- Data for analysis
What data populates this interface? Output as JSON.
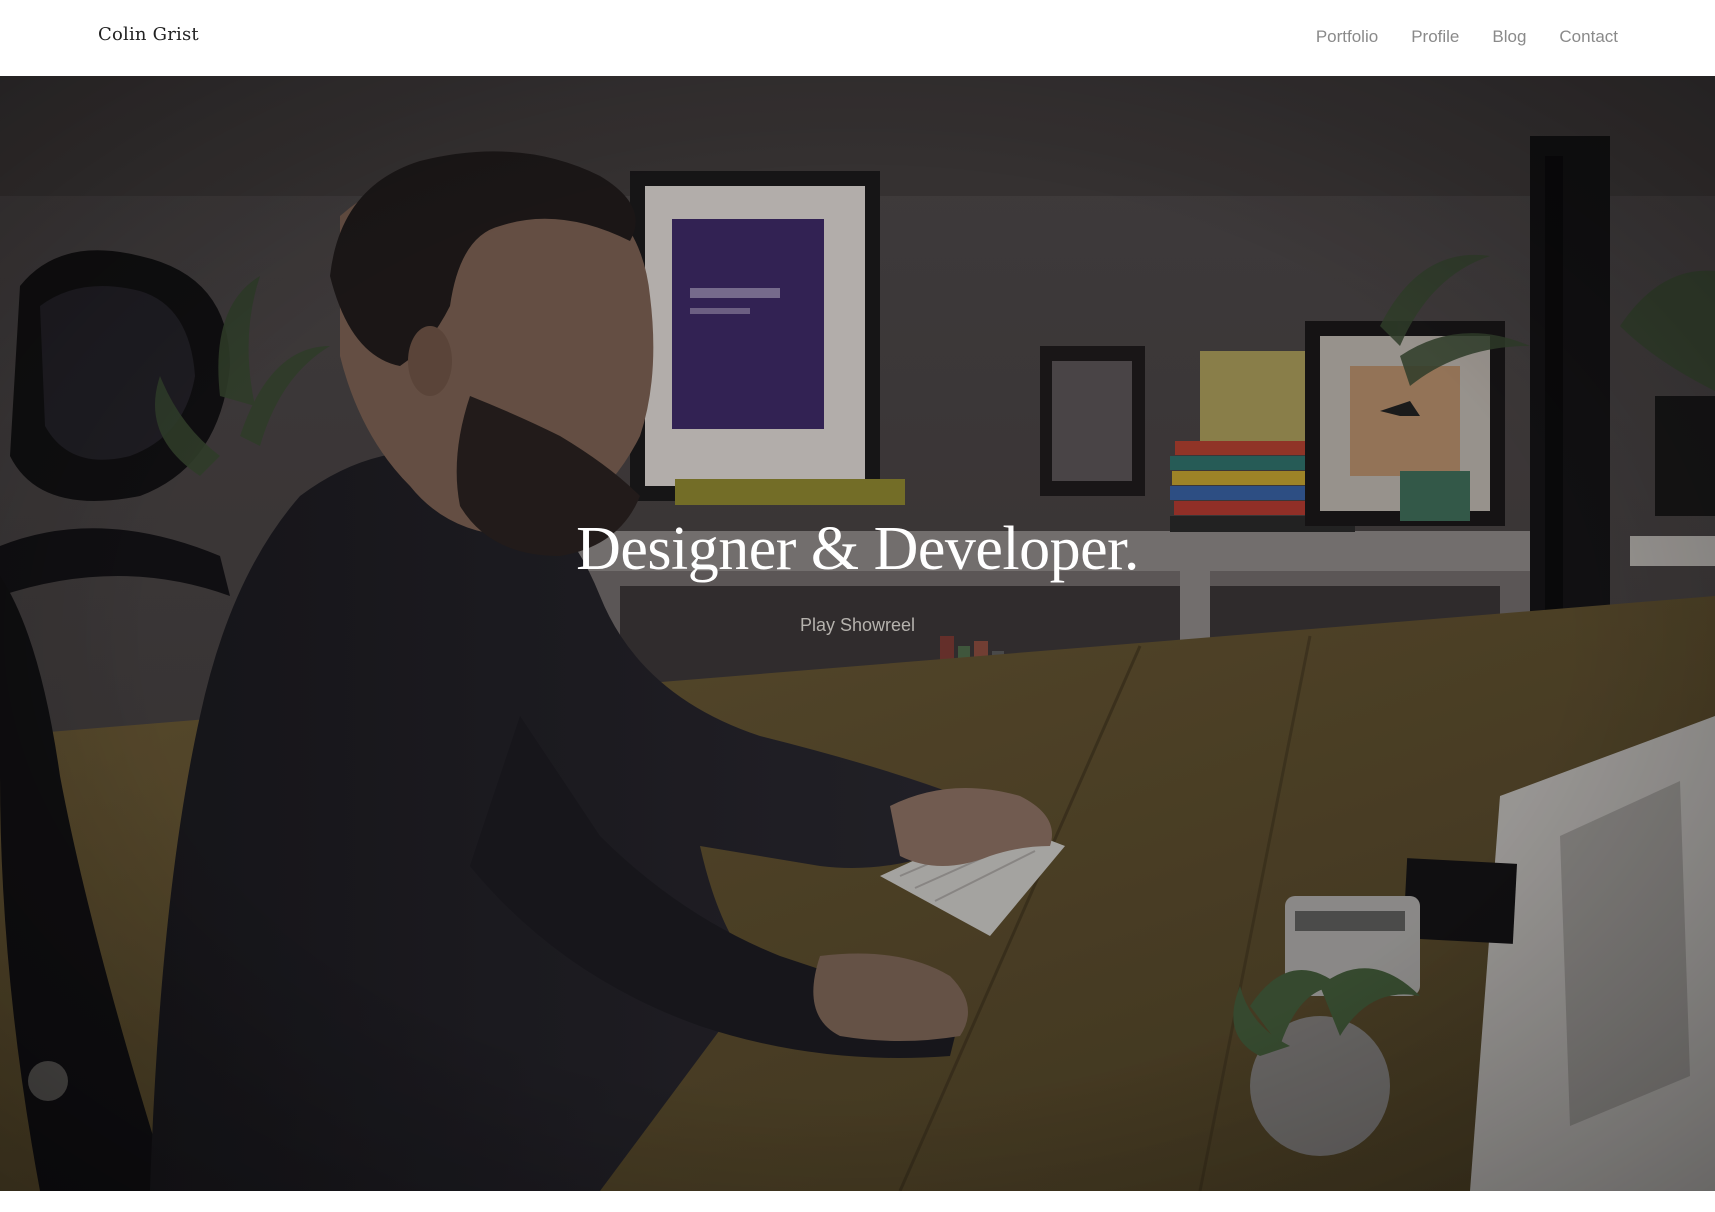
{
  "header": {
    "brand": "Colin Grist",
    "nav": [
      {
        "label": "Portfolio"
      },
      {
        "label": "Profile"
      },
      {
        "label": "Blog"
      },
      {
        "label": "Contact"
      }
    ]
  },
  "hero": {
    "title": "Designer & Developer.",
    "cta_label": "Play Showreel",
    "background_image": "man-at-desk-photo"
  },
  "colors": {
    "nav_text": "#8a8a8a",
    "brand_text": "#222222",
    "hero_title": "#ffffff",
    "hero_link": "#b5b2ad"
  }
}
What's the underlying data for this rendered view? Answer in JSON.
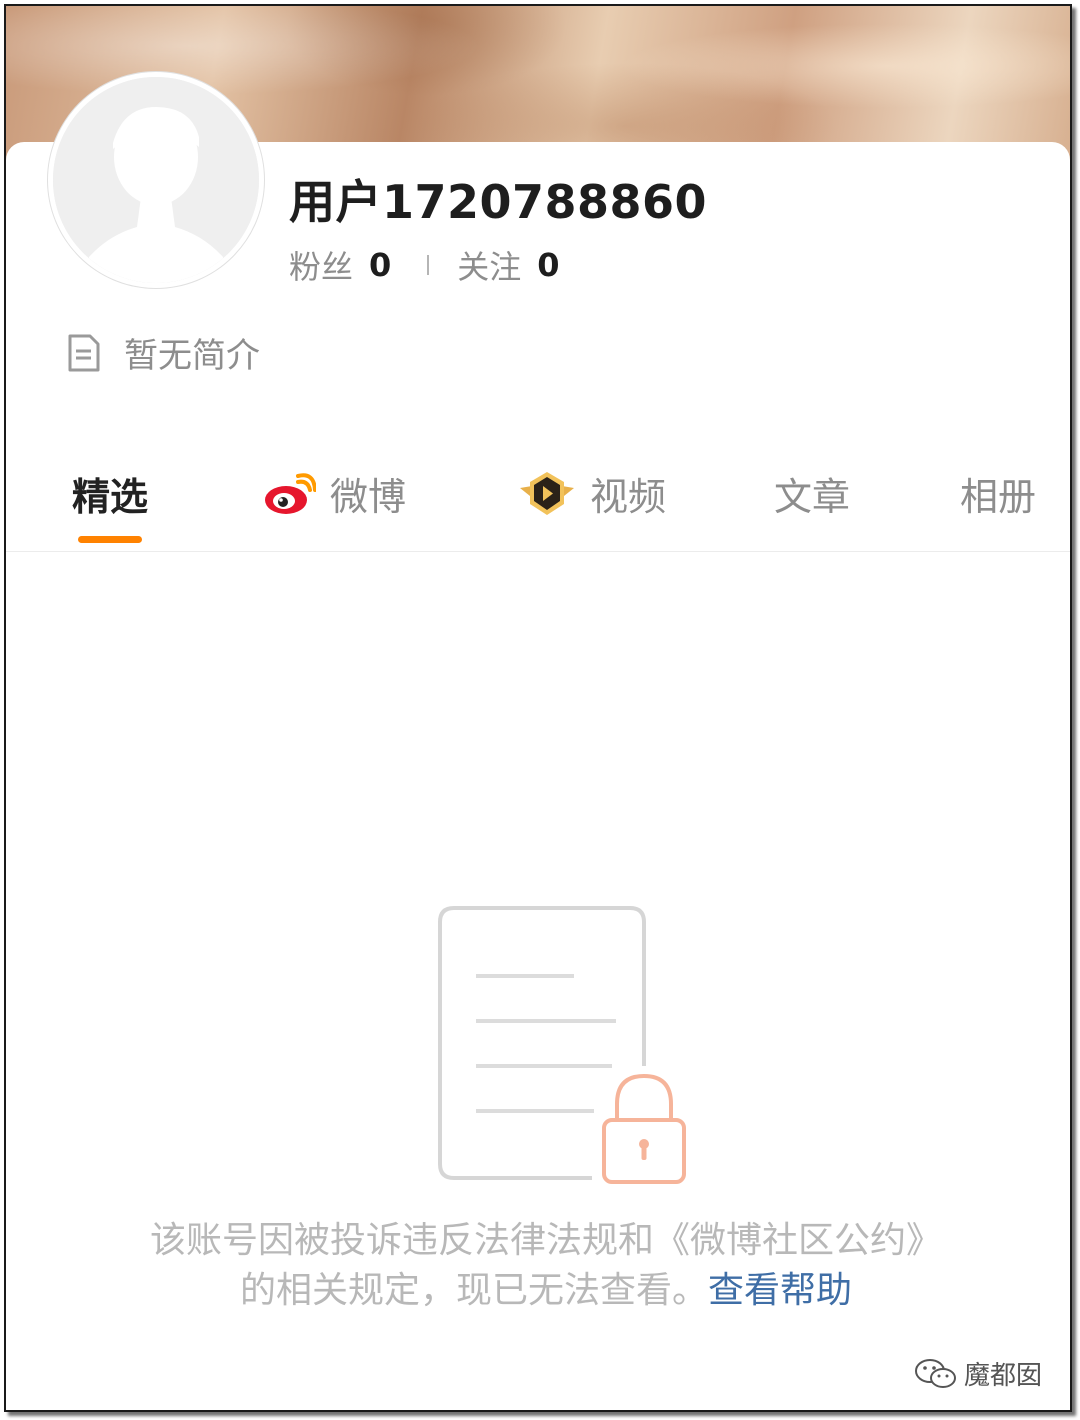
{
  "profile": {
    "username": "用户1720788860",
    "followers_label": "粉丝",
    "followers_count": "0",
    "following_label": "关注",
    "following_count": "0",
    "bio": "暂无简介"
  },
  "tabs": [
    {
      "label": "精选",
      "active": true
    },
    {
      "label": "微博",
      "icon": "weibo-logo-icon"
    },
    {
      "label": "视频",
      "icon": "video-badge-icon"
    },
    {
      "label": "文章"
    },
    {
      "label": "相册"
    }
  ],
  "notice": {
    "text": "该账号因被投诉违反法律法规和《微博社区公约》的相关规定，现已无法查看。",
    "link_label": "查看帮助"
  },
  "watermark": {
    "label": "魔都囡",
    "icon": "wechat-icon"
  },
  "colors": {
    "accent": "#ff8200",
    "link": "#3f6ea6",
    "lock": "#f6b49a"
  }
}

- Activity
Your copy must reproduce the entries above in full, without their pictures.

- Exercise solution
What data populates this interface? Output as JSON.
{
  "header": {
    "brand": "Colin Grist",
    "nav": [
      {
        "label": "Portfolio"
      },
      {
        "label": "Profile"
      },
      {
        "label": "Blog"
      },
      {
        "label": "Contact"
      }
    ]
  },
  "hero": {
    "title": "Designer & Developer.",
    "cta_label": "Play Showreel",
    "background_image": "man-at-desk-photo"
  },
  "colors": {
    "nav_text": "#8a8a8a",
    "brand_text": "#222222",
    "hero_title": "#ffffff",
    "hero_link": "#b5b2ad"
  }
}
What's the underlying data for this rendered view? Answer in JSON.
{
  "profile": {
    "username": "用户1720788860",
    "followers_label": "粉丝",
    "followers_count": "0",
    "following_label": "关注",
    "following_count": "0",
    "bio": "暂无简介"
  },
  "tabs": [
    {
      "label": "精选",
      "active": true
    },
    {
      "label": "微博",
      "icon": "weibo-logo-icon"
    },
    {
      "label": "视频",
      "icon": "video-badge-icon"
    },
    {
      "label": "文章"
    },
    {
      "label": "相册"
    }
  ],
  "notice": {
    "text": "该账号因被投诉违反法律法规和《微博社区公约》的相关规定，现已无法查看。",
    "link_label": "查看帮助"
  },
  "watermark": {
    "label": "魔都囡",
    "icon": "wechat-icon"
  },
  "colors": {
    "accent": "#ff8200",
    "link": "#3f6ea6",
    "lock": "#f6b49a"
  }
}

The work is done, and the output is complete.